Can the iPhone 6 and Apple Pay Fix Online Credit Card Fraud and Data Breaches?

Here at, I've written several times about data security and online credit card fraud:

Last week, one of my credit cards needed to be cancelled and reissued because several thousand dollars of fraudulent purchases were made in Central America at the exact same time that I was leaving a trail of daily purchases (coffee, lunch, etc.) in London, where my wife and I are fortunate to be spending some time with family.

So, I was professionally and personally interested in Apple's announcement of its new Apple Pay mobile payments system. We'll see what happens in practice, but at this point I'm convinced that this will be a major step forward. Here's why:

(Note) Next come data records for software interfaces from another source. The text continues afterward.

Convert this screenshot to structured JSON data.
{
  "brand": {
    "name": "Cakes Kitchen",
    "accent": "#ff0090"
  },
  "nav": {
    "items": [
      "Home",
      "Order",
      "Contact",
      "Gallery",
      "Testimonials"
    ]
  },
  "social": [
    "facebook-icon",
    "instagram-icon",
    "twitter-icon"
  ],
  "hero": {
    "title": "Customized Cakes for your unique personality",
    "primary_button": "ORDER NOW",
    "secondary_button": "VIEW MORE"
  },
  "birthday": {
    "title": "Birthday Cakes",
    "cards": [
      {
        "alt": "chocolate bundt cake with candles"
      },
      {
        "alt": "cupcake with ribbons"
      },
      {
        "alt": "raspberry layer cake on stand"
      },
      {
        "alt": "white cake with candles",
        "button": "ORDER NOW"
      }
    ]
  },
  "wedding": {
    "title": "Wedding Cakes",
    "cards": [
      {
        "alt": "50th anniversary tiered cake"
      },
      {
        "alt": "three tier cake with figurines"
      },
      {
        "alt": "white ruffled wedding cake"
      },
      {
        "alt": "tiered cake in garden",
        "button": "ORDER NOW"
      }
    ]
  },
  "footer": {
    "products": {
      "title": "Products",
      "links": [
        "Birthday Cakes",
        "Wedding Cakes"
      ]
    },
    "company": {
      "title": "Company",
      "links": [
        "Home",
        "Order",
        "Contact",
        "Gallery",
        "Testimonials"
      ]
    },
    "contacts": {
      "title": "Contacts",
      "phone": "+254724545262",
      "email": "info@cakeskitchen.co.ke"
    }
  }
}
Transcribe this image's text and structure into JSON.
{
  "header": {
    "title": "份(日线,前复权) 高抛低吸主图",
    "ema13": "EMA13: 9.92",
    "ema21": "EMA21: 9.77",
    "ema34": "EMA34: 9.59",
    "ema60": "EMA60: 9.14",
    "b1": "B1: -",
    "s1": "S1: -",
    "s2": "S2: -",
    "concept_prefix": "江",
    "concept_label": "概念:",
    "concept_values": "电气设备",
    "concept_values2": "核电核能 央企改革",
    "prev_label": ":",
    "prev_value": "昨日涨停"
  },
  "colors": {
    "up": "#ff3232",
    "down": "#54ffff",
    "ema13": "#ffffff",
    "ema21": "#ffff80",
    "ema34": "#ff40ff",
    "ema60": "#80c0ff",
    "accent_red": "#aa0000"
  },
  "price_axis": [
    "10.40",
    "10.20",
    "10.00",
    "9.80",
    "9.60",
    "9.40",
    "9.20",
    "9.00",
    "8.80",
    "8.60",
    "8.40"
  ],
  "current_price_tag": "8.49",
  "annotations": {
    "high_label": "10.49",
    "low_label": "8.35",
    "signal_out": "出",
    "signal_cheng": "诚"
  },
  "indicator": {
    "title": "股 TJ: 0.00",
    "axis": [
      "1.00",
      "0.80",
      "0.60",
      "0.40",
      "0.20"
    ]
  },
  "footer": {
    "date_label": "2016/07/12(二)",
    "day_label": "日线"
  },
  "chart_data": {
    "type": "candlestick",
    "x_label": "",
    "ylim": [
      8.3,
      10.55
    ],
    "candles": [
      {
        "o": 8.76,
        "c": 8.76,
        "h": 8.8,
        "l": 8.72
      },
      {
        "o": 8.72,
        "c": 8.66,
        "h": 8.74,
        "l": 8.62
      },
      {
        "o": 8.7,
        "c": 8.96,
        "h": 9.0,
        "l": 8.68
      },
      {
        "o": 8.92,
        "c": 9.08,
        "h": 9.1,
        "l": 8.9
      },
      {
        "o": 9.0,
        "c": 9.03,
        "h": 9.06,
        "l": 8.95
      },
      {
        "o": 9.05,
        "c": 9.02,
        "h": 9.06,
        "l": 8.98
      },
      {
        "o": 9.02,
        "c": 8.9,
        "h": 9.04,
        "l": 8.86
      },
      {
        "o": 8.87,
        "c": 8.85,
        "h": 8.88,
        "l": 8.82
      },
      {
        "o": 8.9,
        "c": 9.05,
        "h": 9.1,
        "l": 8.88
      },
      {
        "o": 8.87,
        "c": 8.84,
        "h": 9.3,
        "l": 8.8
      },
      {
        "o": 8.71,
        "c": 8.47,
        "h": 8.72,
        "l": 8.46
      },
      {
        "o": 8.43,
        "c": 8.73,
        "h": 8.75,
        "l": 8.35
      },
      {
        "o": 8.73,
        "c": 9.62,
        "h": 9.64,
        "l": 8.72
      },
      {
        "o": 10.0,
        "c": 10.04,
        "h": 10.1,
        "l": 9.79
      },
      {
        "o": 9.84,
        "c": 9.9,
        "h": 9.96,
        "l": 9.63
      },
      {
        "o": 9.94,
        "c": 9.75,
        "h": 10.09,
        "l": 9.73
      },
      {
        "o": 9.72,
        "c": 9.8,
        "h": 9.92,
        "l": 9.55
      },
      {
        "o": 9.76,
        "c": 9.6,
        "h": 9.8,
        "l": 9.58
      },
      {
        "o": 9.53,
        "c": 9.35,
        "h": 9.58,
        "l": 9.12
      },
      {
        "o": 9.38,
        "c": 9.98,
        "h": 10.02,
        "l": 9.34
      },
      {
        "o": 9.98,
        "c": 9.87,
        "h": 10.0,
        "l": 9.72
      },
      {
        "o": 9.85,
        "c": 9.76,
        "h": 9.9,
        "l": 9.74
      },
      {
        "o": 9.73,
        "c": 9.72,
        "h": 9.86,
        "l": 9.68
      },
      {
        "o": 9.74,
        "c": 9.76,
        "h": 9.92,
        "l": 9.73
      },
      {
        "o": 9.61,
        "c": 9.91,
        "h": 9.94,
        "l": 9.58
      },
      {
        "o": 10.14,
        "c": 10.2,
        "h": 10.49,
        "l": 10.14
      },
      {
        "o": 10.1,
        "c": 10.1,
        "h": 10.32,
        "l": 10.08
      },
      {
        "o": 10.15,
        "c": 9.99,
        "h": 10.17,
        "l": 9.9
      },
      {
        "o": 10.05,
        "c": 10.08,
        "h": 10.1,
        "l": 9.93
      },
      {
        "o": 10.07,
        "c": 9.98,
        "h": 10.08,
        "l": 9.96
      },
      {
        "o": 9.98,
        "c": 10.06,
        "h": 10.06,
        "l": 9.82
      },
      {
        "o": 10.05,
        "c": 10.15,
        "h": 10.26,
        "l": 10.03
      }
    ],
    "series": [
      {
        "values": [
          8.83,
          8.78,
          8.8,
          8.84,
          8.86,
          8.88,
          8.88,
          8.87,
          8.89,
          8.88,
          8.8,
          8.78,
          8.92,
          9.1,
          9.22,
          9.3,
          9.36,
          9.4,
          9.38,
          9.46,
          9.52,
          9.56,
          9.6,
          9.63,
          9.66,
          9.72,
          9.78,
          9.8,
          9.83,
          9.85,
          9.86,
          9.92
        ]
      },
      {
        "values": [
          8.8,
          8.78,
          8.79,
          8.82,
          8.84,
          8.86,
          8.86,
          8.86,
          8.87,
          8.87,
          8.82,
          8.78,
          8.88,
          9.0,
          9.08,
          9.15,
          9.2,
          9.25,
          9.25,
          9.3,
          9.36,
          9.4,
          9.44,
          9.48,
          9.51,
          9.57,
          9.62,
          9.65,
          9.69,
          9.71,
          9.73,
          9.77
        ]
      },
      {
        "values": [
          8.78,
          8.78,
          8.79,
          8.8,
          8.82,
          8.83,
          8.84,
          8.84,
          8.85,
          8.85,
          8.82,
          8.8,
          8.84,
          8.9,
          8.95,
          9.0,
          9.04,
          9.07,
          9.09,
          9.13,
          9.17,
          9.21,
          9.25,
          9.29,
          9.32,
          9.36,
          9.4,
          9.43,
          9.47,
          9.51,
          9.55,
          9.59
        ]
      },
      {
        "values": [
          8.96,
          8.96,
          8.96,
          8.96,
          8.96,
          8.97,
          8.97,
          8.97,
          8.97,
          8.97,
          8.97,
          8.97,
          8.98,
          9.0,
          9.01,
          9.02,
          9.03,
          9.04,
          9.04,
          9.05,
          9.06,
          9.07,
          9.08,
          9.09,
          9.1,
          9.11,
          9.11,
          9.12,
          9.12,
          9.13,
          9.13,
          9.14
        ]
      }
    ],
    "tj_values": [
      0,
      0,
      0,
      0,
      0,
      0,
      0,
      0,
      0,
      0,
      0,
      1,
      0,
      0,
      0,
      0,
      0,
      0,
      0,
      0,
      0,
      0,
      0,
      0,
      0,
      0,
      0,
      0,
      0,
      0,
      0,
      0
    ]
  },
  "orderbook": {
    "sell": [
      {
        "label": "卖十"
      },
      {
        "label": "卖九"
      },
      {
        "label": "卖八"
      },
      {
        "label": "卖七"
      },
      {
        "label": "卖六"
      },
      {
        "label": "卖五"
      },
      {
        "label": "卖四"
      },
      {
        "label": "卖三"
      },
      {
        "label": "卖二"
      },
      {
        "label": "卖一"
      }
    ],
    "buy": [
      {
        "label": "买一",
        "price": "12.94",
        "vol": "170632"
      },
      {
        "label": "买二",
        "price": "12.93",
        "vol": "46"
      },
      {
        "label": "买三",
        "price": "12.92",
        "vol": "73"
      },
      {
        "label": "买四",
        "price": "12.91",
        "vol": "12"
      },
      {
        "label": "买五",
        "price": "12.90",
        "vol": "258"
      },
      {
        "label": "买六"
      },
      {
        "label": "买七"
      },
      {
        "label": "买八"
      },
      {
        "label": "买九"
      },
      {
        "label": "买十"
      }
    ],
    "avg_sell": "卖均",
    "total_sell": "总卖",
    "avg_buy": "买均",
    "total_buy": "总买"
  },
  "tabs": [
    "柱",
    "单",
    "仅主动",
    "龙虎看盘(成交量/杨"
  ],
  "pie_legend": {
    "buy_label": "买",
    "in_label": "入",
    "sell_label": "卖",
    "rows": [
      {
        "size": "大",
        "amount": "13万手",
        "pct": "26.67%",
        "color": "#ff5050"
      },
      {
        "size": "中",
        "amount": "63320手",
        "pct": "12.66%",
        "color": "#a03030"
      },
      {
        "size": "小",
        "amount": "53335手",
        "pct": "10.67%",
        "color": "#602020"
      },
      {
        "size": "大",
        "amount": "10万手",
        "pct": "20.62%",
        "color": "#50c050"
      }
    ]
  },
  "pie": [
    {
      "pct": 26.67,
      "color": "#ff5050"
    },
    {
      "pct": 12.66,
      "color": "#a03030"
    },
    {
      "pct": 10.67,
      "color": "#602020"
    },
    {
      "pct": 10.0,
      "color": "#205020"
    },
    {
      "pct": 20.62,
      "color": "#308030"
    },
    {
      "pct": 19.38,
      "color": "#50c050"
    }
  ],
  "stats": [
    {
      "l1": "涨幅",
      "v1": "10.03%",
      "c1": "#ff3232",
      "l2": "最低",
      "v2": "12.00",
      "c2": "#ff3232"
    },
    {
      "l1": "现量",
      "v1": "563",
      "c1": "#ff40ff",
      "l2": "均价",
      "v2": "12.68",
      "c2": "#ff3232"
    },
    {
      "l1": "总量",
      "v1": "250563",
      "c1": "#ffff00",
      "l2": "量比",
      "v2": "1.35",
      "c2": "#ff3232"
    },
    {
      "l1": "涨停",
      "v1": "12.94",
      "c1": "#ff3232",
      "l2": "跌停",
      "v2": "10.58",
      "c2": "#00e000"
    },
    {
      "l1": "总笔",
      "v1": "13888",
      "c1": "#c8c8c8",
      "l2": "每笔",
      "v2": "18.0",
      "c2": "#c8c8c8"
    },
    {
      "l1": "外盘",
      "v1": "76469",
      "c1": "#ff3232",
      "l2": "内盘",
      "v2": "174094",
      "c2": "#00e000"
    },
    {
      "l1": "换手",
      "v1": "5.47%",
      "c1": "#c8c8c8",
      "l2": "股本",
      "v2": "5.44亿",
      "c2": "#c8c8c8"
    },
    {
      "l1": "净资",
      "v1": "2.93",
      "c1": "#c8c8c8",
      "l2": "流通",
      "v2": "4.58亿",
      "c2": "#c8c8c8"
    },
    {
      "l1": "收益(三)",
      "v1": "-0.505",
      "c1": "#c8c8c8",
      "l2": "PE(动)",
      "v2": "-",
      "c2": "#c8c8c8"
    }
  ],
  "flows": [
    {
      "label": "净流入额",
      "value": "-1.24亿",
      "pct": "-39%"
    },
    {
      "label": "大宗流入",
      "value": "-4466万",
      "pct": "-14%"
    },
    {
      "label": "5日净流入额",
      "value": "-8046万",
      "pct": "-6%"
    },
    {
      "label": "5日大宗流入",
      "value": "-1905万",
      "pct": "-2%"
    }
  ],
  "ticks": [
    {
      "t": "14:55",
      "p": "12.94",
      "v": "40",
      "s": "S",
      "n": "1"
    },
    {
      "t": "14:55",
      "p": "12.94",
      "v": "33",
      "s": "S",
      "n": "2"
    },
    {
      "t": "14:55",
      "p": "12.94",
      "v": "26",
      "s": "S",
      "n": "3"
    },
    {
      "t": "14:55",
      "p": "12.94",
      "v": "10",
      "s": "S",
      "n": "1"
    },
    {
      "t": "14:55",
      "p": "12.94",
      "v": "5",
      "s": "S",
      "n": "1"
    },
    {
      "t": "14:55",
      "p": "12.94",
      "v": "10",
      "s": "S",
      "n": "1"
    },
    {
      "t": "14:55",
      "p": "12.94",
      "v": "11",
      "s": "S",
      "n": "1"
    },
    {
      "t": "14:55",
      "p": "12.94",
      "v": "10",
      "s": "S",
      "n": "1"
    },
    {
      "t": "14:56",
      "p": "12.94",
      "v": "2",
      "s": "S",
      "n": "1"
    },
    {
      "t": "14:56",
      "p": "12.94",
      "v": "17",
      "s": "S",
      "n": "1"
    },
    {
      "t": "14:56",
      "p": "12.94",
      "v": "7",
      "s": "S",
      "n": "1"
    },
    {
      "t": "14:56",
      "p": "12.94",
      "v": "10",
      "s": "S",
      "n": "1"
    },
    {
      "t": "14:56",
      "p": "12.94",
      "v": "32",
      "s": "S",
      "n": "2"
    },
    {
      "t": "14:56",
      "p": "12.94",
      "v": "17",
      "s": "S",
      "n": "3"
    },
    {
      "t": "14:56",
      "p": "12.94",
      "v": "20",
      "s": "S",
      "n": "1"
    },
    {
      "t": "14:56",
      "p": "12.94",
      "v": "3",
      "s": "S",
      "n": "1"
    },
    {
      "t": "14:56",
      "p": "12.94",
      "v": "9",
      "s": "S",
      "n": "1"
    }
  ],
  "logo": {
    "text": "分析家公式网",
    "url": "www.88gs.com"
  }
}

  • Quicker transactions - Put your thumb on the TouchID device (the fingerprint reader built into the iPhone 6) and place your iPhone next to a Near Field Communication (NFC) device. The transaction happens without opening an App and your phone vibrates to indicate the purchase was made. This also works in Apps when you're shopping online.
  • TouchID = 2 Factor Authentication - Two factor authentication provides more security because it requires two methods of authenticating that you’re you. First, it requires something you know, such as a password or PIN number. Second, it requires additional information that can only be obtained from something in your possession, thus thwarting hackers. Usually, the second piece of information is a code texted to your phone or obtained from something like Google’s Authenticator App that generates random codes, good for 60 seconds. You can set up various accounts (i.e., gmail, twitter, etc.) to use Authenticator. Again, because these codes can only be obtained from your phone which is in your possession, it’s very difficult to hack two factor authenticated accounts. With Apple Pay, TouchID serves as the unique in-your-possession identifier because it authenticates your fingerprints everytime you make a purchase. And since your TouchID fingerprint information is also not stored online, that, too, is difficult to hack.
  • Your credit card number and personal information are never shared during a transaction - Each credit card stored on your iPhone 6 is assigned what Apple calls a unique Device Account Number (DAN) encrypted in a “Secure Element” chip, which is separate from the main A8 processor that runs apps and data. You know your credit card information. Your bank does. But Apple and anyone else you pay with Apple’s mobile pay system won’t. Apple and retailers will only see the DAN and a transaction specific dynamic security code.
  • Transaction Specific Dynamic Security Codes - Ok, so what’s this? Well, besides the DAN which stands in for your credit card number (if the DAN is swiped, it won’t do hackers any good), each transaction is accompanied by what Apple calls a transaction specific dynamic security code.
    • Transaction specific means that it’s only used once. Dynamic means that it’s different each time. So the code used to buy your latte in the morning will be different than the code used when you buy your sandwich at lunch. (This is also called tokenization. It’s not new. But Apple is using tokenization in newer, more secure ways.)
    • The security code, as best as I can tell, is encrypted, and, like the codes in two-factor authentication, are only good for a short time, say, 60 seconds. So, really, between TouchID and the transaction specific dynamic security code, Apple is using two factor authentication twice for each transaction.
  • No Need to Store Your Personal Information Online Because it’s such a hassle to enter personal and credit card information each time we purchase something online, most of us store that information with our most frequently used retailers. But with a DAN representing your credit card number, you no longer need to store your credit card and personal information online. And, since Apple doesn’t have that information either, hackers can’t break into retailers’ servers or Apple’s to steal your information.
  • Apple doesn’t know (or care) what you’re buying - Unlike Google Wallet, Apple Pay does NOT track what you’re buying. Your phone and the DAN, the NFC scanner at the retailer, and your bank are involved with each transaction. Apple is not. In what can only be interpreted as a dig at Google, Apple CEO Tim Cook said, “Our business is not based on having information about you. You’re not our product. I think everyone has to ask, how do companies make their money? Follow the money. And if they’re making money mainly by collecting gobs of personal data, I think you have a right to be worried.” Apple’s emphasis on data privacy is one of the reasons that I left the PC world 3 years ago. It’s why everything I have, save for my networked attached storage device, is made by Apple.

What are the weak links?

  • Your bank - Well, if there is one, it’s probably at your bank where your DAN and your credit card are paired together. So Hackers would have to get into a bank’s systems - which they’ve done before - to get this information. Hackers could still use your credit card and personal information outside of the Apple Pay environment, so activate account alerts to report your credit card activity. Mine is set up to send a text everytime my credit card is charged. This is nearly instanteous, even when I’m travelling abroad.
  • Stolen or lost phones - Apple’s TouchID is pretty secure, but has reportedly been hacked with fake fingerprints. This is not an easy hack and is probably a small risk. That is, unless, someone cuts off your finger when they steal your phone! But, if you’ve got two factor authentication turned on, you can wipe the phone remotely, rendering it useless.

If you want to dig further into the details, I recommend these articles: